I have no authority to broaden this definition, but I’m going to do it anyway and I hope you stick with me until the end of this post.
I know many people, some very well, while some are acquaintances, who have served the U.S.A. although they never wore/wear a military uniform. However, I believe each of them deserves to be decorated.
For instance, what about the electric utility lineman who died when a tree struck him while he was providing a service to a community? The soul of his widow died and she mourns every single day. Both deserve to be decorated.
What about the college educator who died in a car accident at the hands of a winter snowstorm? Did she not serve her country and shape the minds of young people? What about the man she left behind who mourns every single day? Both deserve to be decorated.
What about an Army veteran, who died after a 6-month-long battle with cancer? What about her parents, brother and sister, husband, and daughters who mourn every single day? All deserve to be decorated.
What about the shell-of-a-human veteran who has come back from a war-torn foreign land who has suffered for months, years, and decades with PTSD? What about the the family members who don’t know how to help? They deserve to be decorated.
What about the civilian families left behind by suicide, drug overdoses, murder, weather disasters, and just plain freak accidents? What about the families as they watch dementia, Alzheimer’s, ALS, MS, diabetes, kidney failure, heart attacks, strokes painfully take the lives of their loved ones. All deserve to be decorated.
Are you still with me? Don’t we all mourn the loss of someone else? Don’t we all mourn the lives we used to lead before things went sour?
My point is not to diminish the sacrifices of the military soldiers and sailors who provided us with the freedom and extreme privileges we have. Rather, I want to elevate the awareness of their struggles and battles by remembering and decorating those they may have left behind.
I also want to emphasize that each one of us fights a battle and serves our country, whether it is for a family member, friend, coworker, stranger, or community. We soldier on despite seemingly insurmountable odds.
I want to encourage you to keep fighting, keep your hope alive, keep trying a different approach to overcome your personal enemy. Take the front line with courage and fortitude!
Perhaps, the “old you” needs to die in order for the “new you” to rise triumphantly from the endless battles of war.
I see you. I recognize you. I memorialize you. I decorate you.
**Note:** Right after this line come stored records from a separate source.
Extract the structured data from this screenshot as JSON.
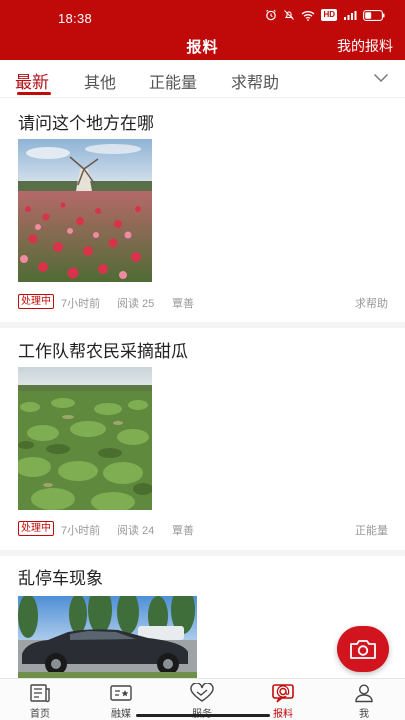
{
  "status_bar": {
    "time": "18:38",
    "icons": [
      "alarm-icon",
      "mute-icon",
      "wifi-icon",
      "hd-badge",
      "signal-4g-icon",
      "battery-icon"
    ],
    "hd_label": "HD"
  },
  "header": {
    "title": "报料",
    "my_report_label": "我的报料",
    "background_color": "#c00a0a"
  },
  "tabs": {
    "items": [
      {
        "label": "最新",
        "active": true
      },
      {
        "label": "其他",
        "active": false
      },
      {
        "label": "正能量",
        "active": false
      },
      {
        "label": "求帮助",
        "active": false
      }
    ],
    "expand_icon": "chevron-down-icon"
  },
  "feed": {
    "posts": [
      {
        "title": "请问这个地方在哪",
        "image": "flower-field-windmill-photo",
        "status": "处理中",
        "time": "7小时前",
        "reads": "阅读 25",
        "author": "覃善",
        "category": "求帮助"
      },
      {
        "title": "工作队帮农民采摘甜瓜",
        "image": "melon-field-photo",
        "status": "处理中",
        "time": "7小时前",
        "reads": "阅读 24",
        "author": "覃善",
        "category": "正能量"
      },
      {
        "title": "乱停车现象",
        "image": "parked-car-photo"
      }
    ]
  },
  "camera_button": {
    "icon": "camera-icon",
    "color": "#d2141e"
  },
  "bottom_nav": {
    "items": [
      {
        "label": "首页",
        "icon": "newspaper-icon",
        "active": false
      },
      {
        "label": "融媒",
        "icon": "media-icon",
        "active": false
      },
      {
        "label": "服务",
        "icon": "service-heart-icon",
        "active": false
      },
      {
        "label": "报料",
        "icon": "report-chat-icon",
        "active": true
      },
      {
        "label": "我",
        "icon": "user-icon",
        "active": false
      }
    ],
    "active_color": "#c00a0a"
  }
}
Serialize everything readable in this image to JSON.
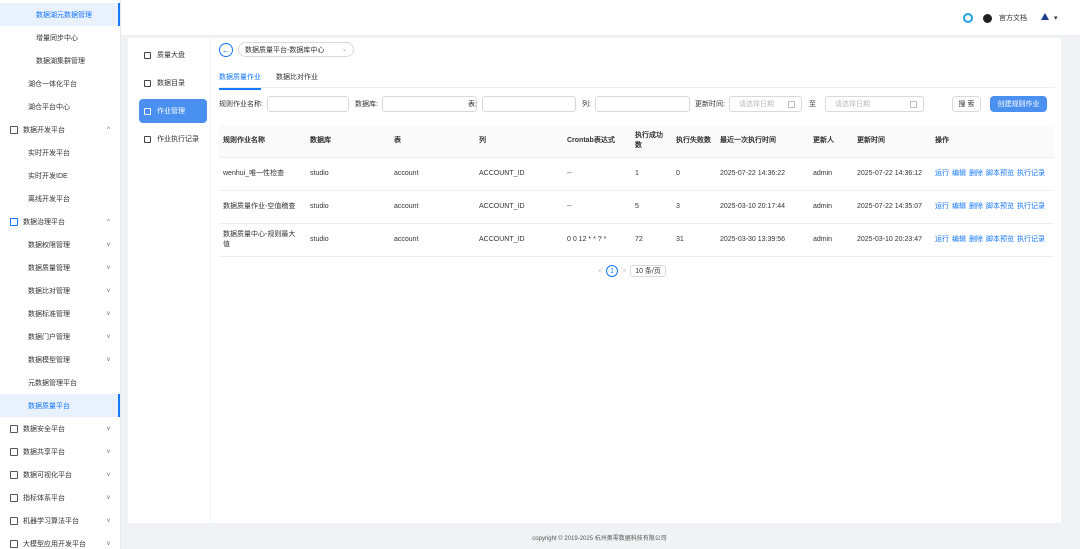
{
  "sidebar": {
    "items": [
      {
        "label": "数据湖元数据管理",
        "level": 3,
        "selected": true
      },
      {
        "label": "增量同步中心",
        "level": 3
      },
      {
        "label": "数据湖集群管理",
        "level": 3
      },
      {
        "label": "湖仓一体化平台",
        "level": 2
      },
      {
        "label": "湖仓平台中心",
        "level": 2
      },
      {
        "label": "数据开发平台",
        "level": 1,
        "chevron": "^",
        "icon": "code-icon"
      },
      {
        "label": "实时开发平台",
        "level": 2
      },
      {
        "label": "实时开发IDE",
        "level": 2
      },
      {
        "label": "离线开发平台",
        "level": 2
      },
      {
        "label": "数据治理平台",
        "level": 1,
        "chevron": "^",
        "icon": "governance-icon",
        "open": true
      },
      {
        "label": "数据权限管理",
        "level": 2,
        "chevron": "v"
      },
      {
        "label": "数据质量管理",
        "level": 2,
        "chevron": "v"
      },
      {
        "label": "数据比对管理",
        "level": 2,
        "chevron": "v"
      },
      {
        "label": "数据标准管理",
        "level": 2,
        "chevron": "v"
      },
      {
        "label": "数据门户管理",
        "level": 2,
        "chevron": "v"
      },
      {
        "label": "数据模型管理",
        "level": 2,
        "chevron": "v"
      },
      {
        "label": "元数据管理平台",
        "level": 2
      },
      {
        "label": "数据质量平台",
        "level": 2,
        "selected": true
      },
      {
        "label": "数据安全平台",
        "level": 1,
        "chevron": "v",
        "icon": "security-icon"
      },
      {
        "label": "数据共享平台",
        "level": 1,
        "chevron": "v",
        "icon": "share-icon"
      },
      {
        "label": "数据可视化平台",
        "level": 1,
        "chevron": "v",
        "icon": "visualization-icon"
      },
      {
        "label": "指标体系平台",
        "level": 1,
        "chevron": "v",
        "icon": "metrics-icon"
      },
      {
        "label": "机器学习算法平台",
        "level": 1,
        "chevron": "v",
        "icon": "ml-icon"
      },
      {
        "label": "大模型应用开发平台",
        "level": 1,
        "chevron": "v",
        "icon": "llm-icon"
      }
    ]
  },
  "topbar": {
    "docs": "官方文档",
    "user_chevron": "▾"
  },
  "subnav": {
    "items": [
      {
        "label": "质量大盘",
        "icon": "chart-icon"
      },
      {
        "label": "数据目录",
        "icon": "catalog-icon"
      },
      {
        "label": "作业管理",
        "icon": "list-icon",
        "active": true
      },
      {
        "label": "作业执行记录",
        "icon": "record-icon"
      }
    ]
  },
  "main": {
    "back": "←",
    "datasource": "数据质量平台-数据库中心",
    "tabs": [
      "数据质量作业",
      "数据比对作业"
    ],
    "filters": {
      "job_name": "规则作业名称:",
      "database": "数据库:",
      "table": "表:",
      "column": "列:",
      "update_time": "更新时间:",
      "date_placeholder": "请选择日期",
      "to": "至",
      "search": "搜 索",
      "create": "创建规则作业"
    },
    "table": {
      "headers": [
        "规则作业名称",
        "数据库",
        "表",
        "列",
        "Crontab表达式",
        "执行成功数",
        "执行失败数",
        "最近一次执行时间",
        "更新人",
        "更新时间",
        "操作"
      ],
      "rows": [
        [
          "wenhui_唯一性检查",
          "studio",
          "account",
          "ACCOUNT_ID",
          "--",
          "1",
          "0",
          "2025-07-22 14:36:22",
          "admin",
          "2025-07-22 14:36:12"
        ],
        [
          "数据质量作业-空值稽查",
          "studio",
          "account",
          "ACCOUNT_ID",
          "--",
          "5",
          "3",
          "2025-03-10 20:17:44",
          "admin",
          "2025-07-22 14:35:07"
        ],
        [
          "数据质量中心-规则最大值",
          "studio",
          "account",
          "ACCOUNT_ID",
          "0 0 12 * * ? *",
          "72",
          "31",
          "2025-03-30 13:39:56",
          "admin",
          "2025-03-10 20:23:47"
        ]
      ],
      "actions": [
        "运行",
        "编辑",
        "删除",
        "脚本预览",
        "执行记录"
      ]
    },
    "pager": {
      "prev": "<",
      "page": "1",
      "next": ">",
      "size": "10 条/页"
    }
  },
  "footer": "copyright © 2019-2025 杭州奥零数据科技有限公司"
}
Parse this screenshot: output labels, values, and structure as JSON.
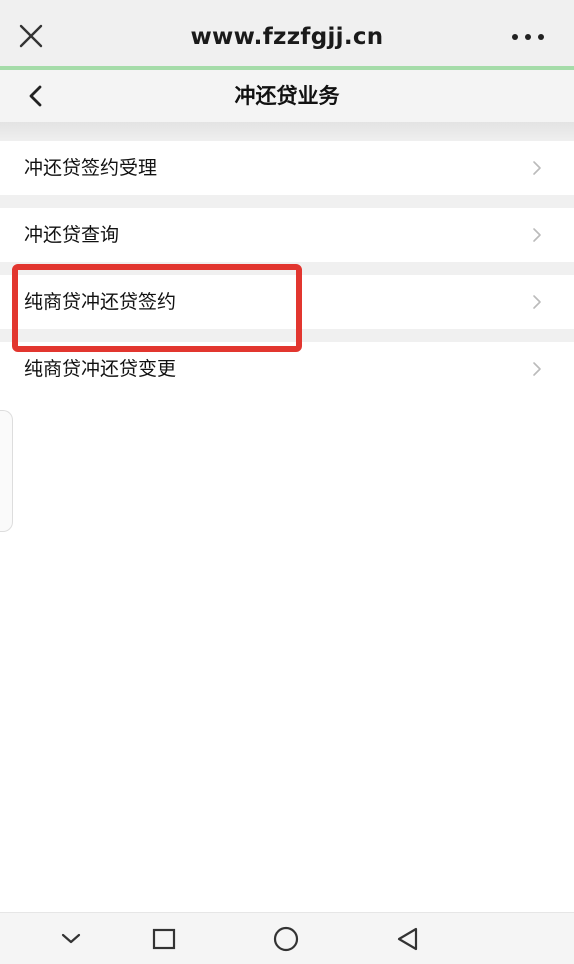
{
  "browser": {
    "url": "www.fzzfgjj.cn",
    "close_icon": "close-icon",
    "more_icon": "more-dots-icon"
  },
  "header": {
    "title": "冲还贷业务",
    "back_icon": "chevron-left-icon"
  },
  "menu": {
    "items": [
      {
        "label": "冲还贷签约受理"
      },
      {
        "label": "冲还贷查询"
      },
      {
        "label": "纯商贷冲还贷签约",
        "highlighted": true
      },
      {
        "label": "纯商贷冲还贷变更"
      }
    ],
    "chevron_icon": "chevron-right-icon"
  },
  "annotation": {
    "color": "#e2362f"
  },
  "nav": {
    "buttons": [
      "chevron-down-icon",
      "square-icon",
      "circle-icon",
      "triangle-back-icon"
    ]
  },
  "colors": {
    "loading_bar": "#a5dca9",
    "background": "#f0f0f0"
  }
}
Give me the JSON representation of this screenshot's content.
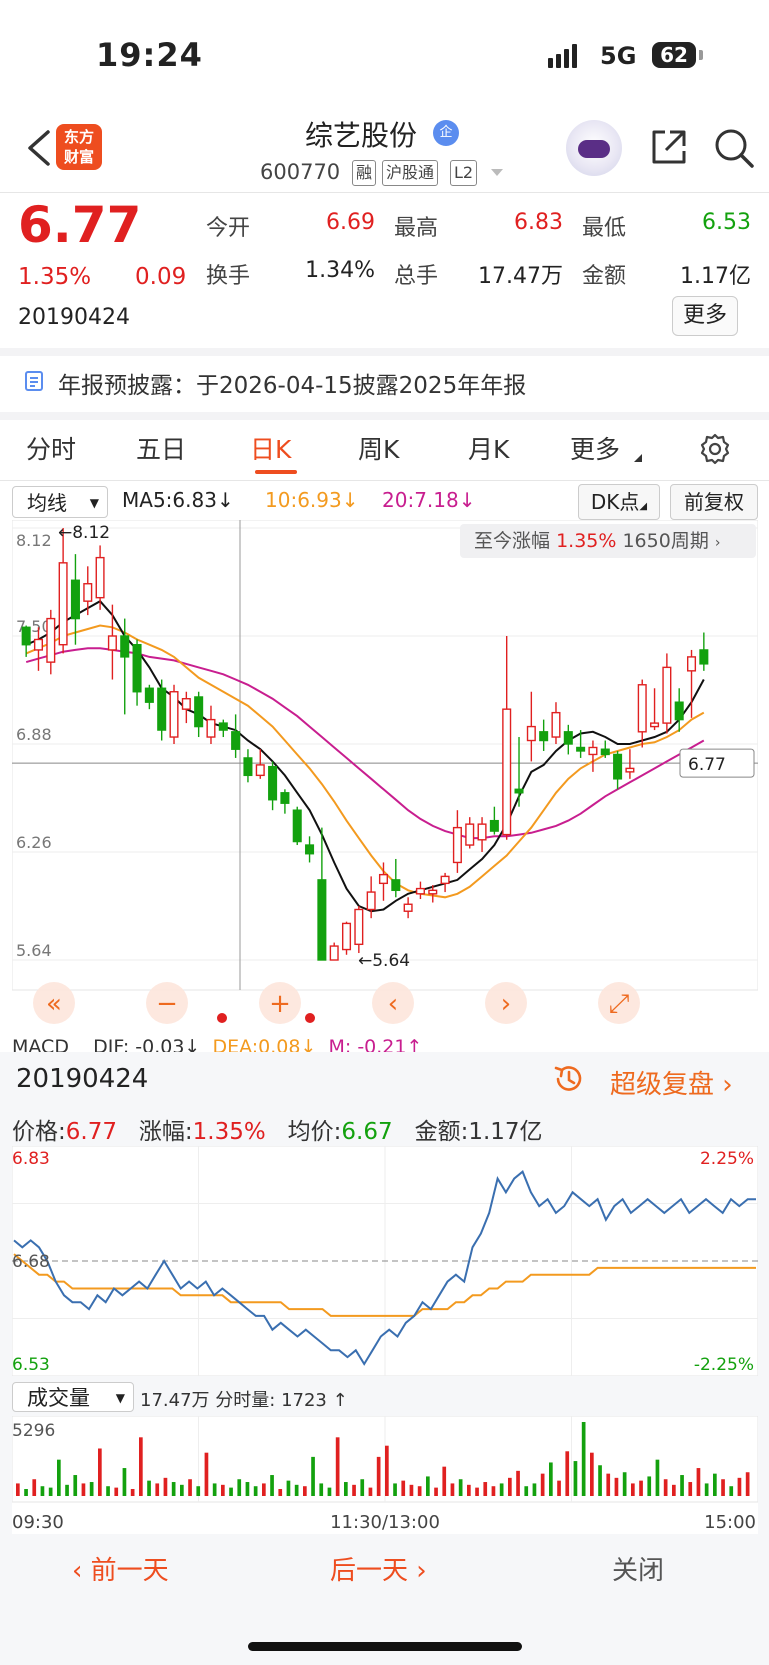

Not just on the last Monday in May, but every day.
So, I thank all the military members who have died and their survivors. I thank the non-military servants to our communities who have left this physical earth and their survivors.
Every single day!
You deserve to be decorated.
Please, go with a peace of mind and appreciation in your heart for the life you now have and the better life you can create for yourself and others.
Be Kind. Be Thankful. Be Significant.